In many Western countries and elsewhere, agriculture commodity exchanges have been in existence for centuries. However, Africa did not follow the same route for various reasons. The main reason is that commercial production of basic agricultural commodities considerably lagged that of its counter parts in the Western world. By the time commercial production became a significant factor, the philosophy of government controlled marketing was already entrenched in many of these countries. It was only in the mid-1990’s after the demise of communism and the abolishment of the South African controlled marketing system (not related), that farmers and stakeholders suddenly asked, how should we now go about to market our products, what are the alternatives? Western models were revisited, with commodity exchanges as a possible solution revisited. An urgent need aroused regarding the requirements for the establishment and management of a successful Warehouse Receipt System (WRS). Malawi, is one country that that has a history of government controlled marketing followed by (partial) deregulation in 2006. Despite this, the Agricultural Commodity Exchange for Africa (ACE) was established in 2005, survived and continued to grow. It has now reached a point where it is on the verge of commercially implementing and rolling out a WRS. This has obviously brought forward a number of questions. The most prominent of these are: how do you define a WRS, what are the components of a successful WRS, what are the similarities or differences between the requirements of a successful commodity exchange and that of a WRS? The objective of this study is to determine the importance of a WRS in the success of an agricultural commodity exchange. ACE has advocated for a WRS as an integral part of agricultural trade and financing since its incorporation in 2006. However, Malawi does not have a regulatory framework for warehouse receipts (WRs) so the system has to be built on contractual relationships between grain depositors, storage operators, financial institutions and ACE. Given that various commodity exchanges have been in operation throughout Africa for more than a decade with various degrees of success, sufficient literature is available on the subject matter. Much effort was made to obtain all relevant documentation, trusting that some valuable lessons are to be gleaned from these documents. This study briefly looked at the recent history on the establishment of commodity exchanges in Eastern and Southern Africa and the importance of a WRS and the role that warehouse receipt financing has played in their development. The objective was to learn from their experience and/or mistakes and to benefit from their success. Over recent years, the role, benefits and in some cases, the reasons for the failure of commodity exchanges in Africa, have extensively been researched. The study captures some of the invaluable observations made by many experts in this subject field. Aspects dealt with include, inter alia, the benefits of a successful WRS and a commodity exchange. This study deals with the requirements of a WRS, followed by the rules. The latter have been revisited and evaluated for Malawi, given its unique circumstances and the ever changing environment. Many of the processes have been visually depicted in a set of flow charts.
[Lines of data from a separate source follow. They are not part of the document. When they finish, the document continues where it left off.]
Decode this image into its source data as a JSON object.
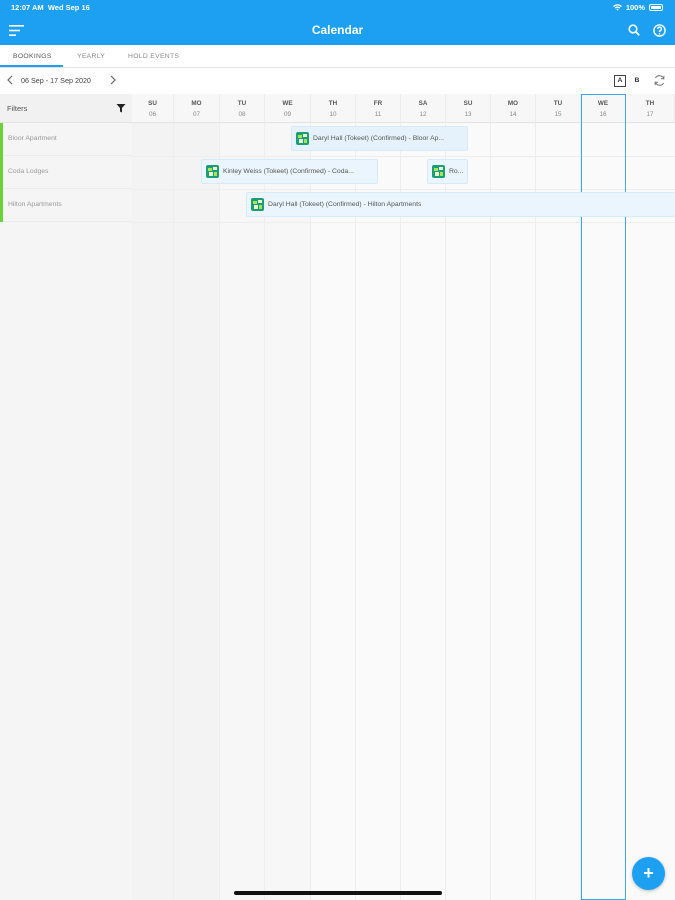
{
  "status_bar": {
    "time": "12:07 AM",
    "date": "Wed Sep 16",
    "battery": "100%"
  },
  "header": {
    "title": "Calendar",
    "menu_icon": "menu-icon",
    "search_icon": "search-icon",
    "help_icon": "help-icon"
  },
  "tabs": [
    {
      "label": "BOOKINGS",
      "active": true
    },
    {
      "label": "YEARLY",
      "active": false
    },
    {
      "label": "HOLD EVENTS",
      "active": false
    }
  ],
  "toolbar": {
    "date_range": "06 Sep - 17 Sep 2020",
    "view_a": "A",
    "view_b": "B"
  },
  "filters_label": "Filters",
  "properties": [
    "Bloor Apartment",
    "Coda Lodges",
    "Hilton Apartments"
  ],
  "days": [
    {
      "name": "SU",
      "num": "06"
    },
    {
      "name": "MO",
      "num": "07"
    },
    {
      "name": "TU",
      "num": "08"
    },
    {
      "name": "WE",
      "num": "09"
    },
    {
      "name": "TH",
      "num": "10"
    },
    {
      "name": "FR",
      "num": "11"
    },
    {
      "name": "SA",
      "num": "12"
    },
    {
      "name": "SU",
      "num": "13"
    },
    {
      "name": "MO",
      "num": "14"
    },
    {
      "name": "TU",
      "num": "15"
    },
    {
      "name": "WE",
      "num": "16"
    },
    {
      "name": "TH",
      "num": "17"
    }
  ],
  "bookings": [
    "Daryl Hall (Tokeet) (Confirmed) - Bloor Ap...",
    "Kinley Weiss (Tokeet) (Confirmed) - Coda...",
    "Ro...",
    "Daryl Hall (Tokeet) (Confirmed) - Hilton Apartments"
  ],
  "fab_label": "+",
  "colors": {
    "accent": "#1ea0f2",
    "property_bar": "#6ad33a",
    "today_border": "#3ba6f2"
  }
}
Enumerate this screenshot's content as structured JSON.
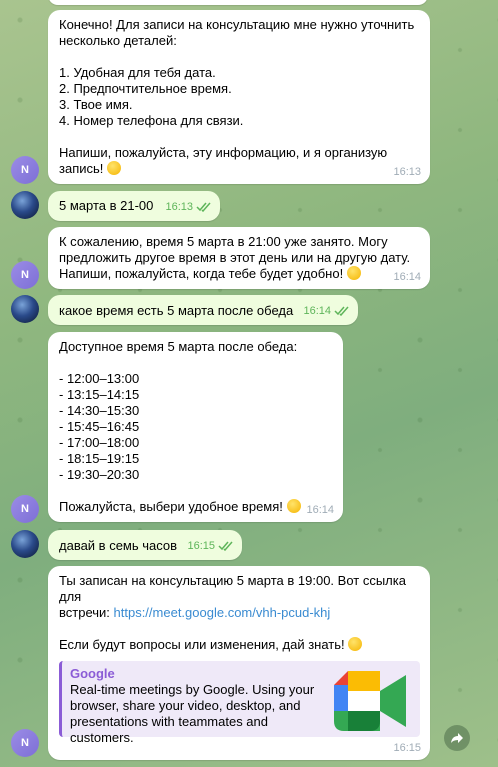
{
  "messages": [
    {
      "id": "m1",
      "text": "Конечно! Для записи на консультацию мне нужно уточнить\nнесколько деталей:\n\n1. Удобная для тебя дата.\n2. Предпочтительное время.\n3. Твое имя.\n4. Номер телефона для связи.\n\nНапиши, пожалуйста, эту информацию, и я организую\nзапись!",
      "time": "16:13"
    },
    {
      "id": "m2",
      "text": "5 марта в 21-00",
      "time": "16:13"
    },
    {
      "id": "m3",
      "text": "К сожалению, время 5 марта в 21:00 уже занято. Могу\nпредложить другое время в этот день или на другую дату.\nНапиши, пожалуйста, когда тебе будет удобно!",
      "time": "16:14"
    },
    {
      "id": "m4",
      "text": "какое время есть  5 марта после обеда",
      "time": "16:14"
    },
    {
      "id": "m5",
      "text": "Доступное время 5 марта после обеда:\n\n- 12:00–13:00\n- 13:15–14:15\n- 14:30–15:30\n- 15:45–16:45\n- 17:00–18:00\n- 18:15–19:15\n- 19:30–20:30\n\nПожалуйста, выбери удобное время!",
      "time": "16:14"
    },
    {
      "id": "m6",
      "text": "давай в семь часов",
      "time": "16:15"
    },
    {
      "id": "m7",
      "text_before": "Ты записан на консультацию 5 марта в 19:00. Вот ссылка для\nвстречи: ",
      "link": "https://meet.google.com/vhh-pcud-khj",
      "text_after": "\n\nЕсли будут вопросы или изменения, дай знать!",
      "preview_site": "Google",
      "preview_desc": "Real-time meetings by Google. Using your browser, share your video, desktop, and presentations with teammates and customers.",
      "time": "16:15"
    }
  ],
  "avatar_initial": "N",
  "icons": {
    "emoji": "smiling-face-icon",
    "read": "double-check-icon",
    "share": "share-arrow-icon",
    "logo": "google-meet-icon"
  },
  "colors": {
    "incoming": "#ffffff",
    "outgoing": "#effdde",
    "link": "#3a8bd1",
    "preview_accent": "#8b5cd6"
  }
}
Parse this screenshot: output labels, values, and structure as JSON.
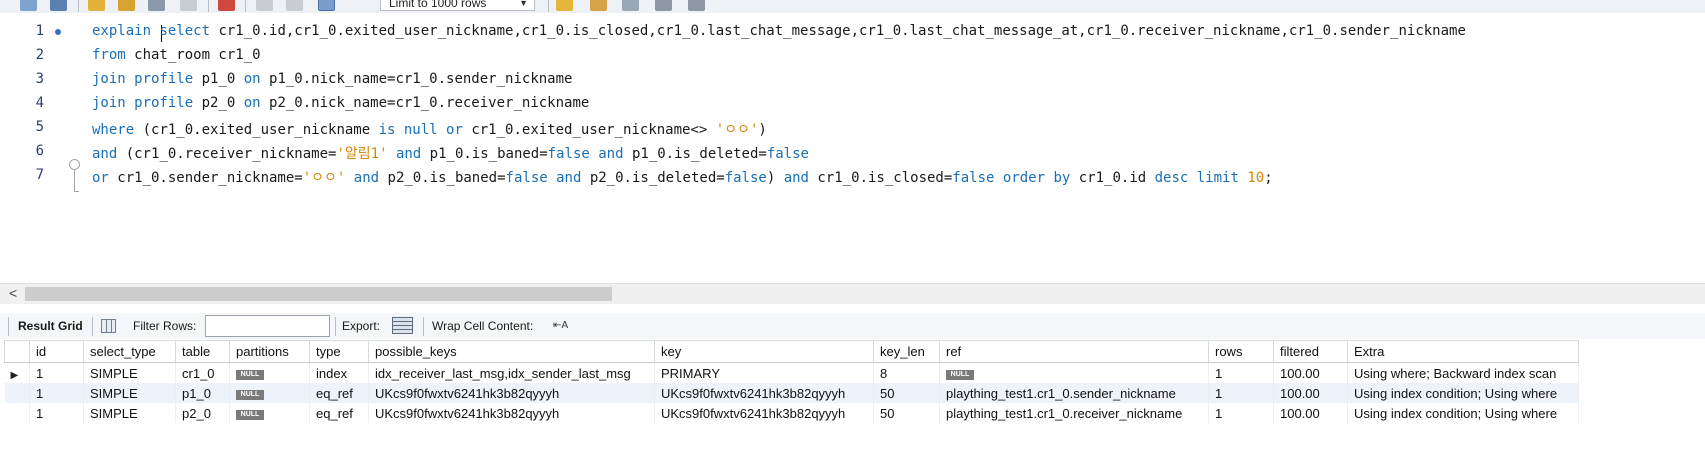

This is followed by an analysis of the bank credit policies and procedures required for financing the WRs. As elaborated and included in the annexures, a draft product proposal has been compiled for bank product managers to submit to their respective credit policy committees seeking approval for the product. The process of financing a warehouse certificate and its redemption is dealt with in detail. In the latter part, this study looked at the role of the insurance companies and best practices followed in other countries. Other aspects highlighted are the corporate structure of ACE, government intervention, the Reserve Bank of Malawi (RBM), the IT structure, marketing, price information and arbitration. The study concludes that a well-designed and custom made WRS (for ACE) depends on various components. They are an online trading system, warehouse receipt (WR) financing, insurance, generic grading regulations and registered warehouses. ACE would struggle to grow and functions properly without a successful WRS. ACE could overcome many other obstacles such as inappropriate government interference, export restrictions, etc. However, ACE needs to be operationally competent and for ACE this is tied to a successful WRS. If ACE could succeed, it will serve as a case study for other countries and exchanges in the region to learn from. Lastly, a series of recommendations are made. The recommendations deal with findings from the study that needs to be addressed. Some issues are urgent and others may be dealt with over the longer term. Certain issues fell outside the scope of this study but still deserve attention.
Dissertation (MSc(Agric))--University of Pretoria, 2013.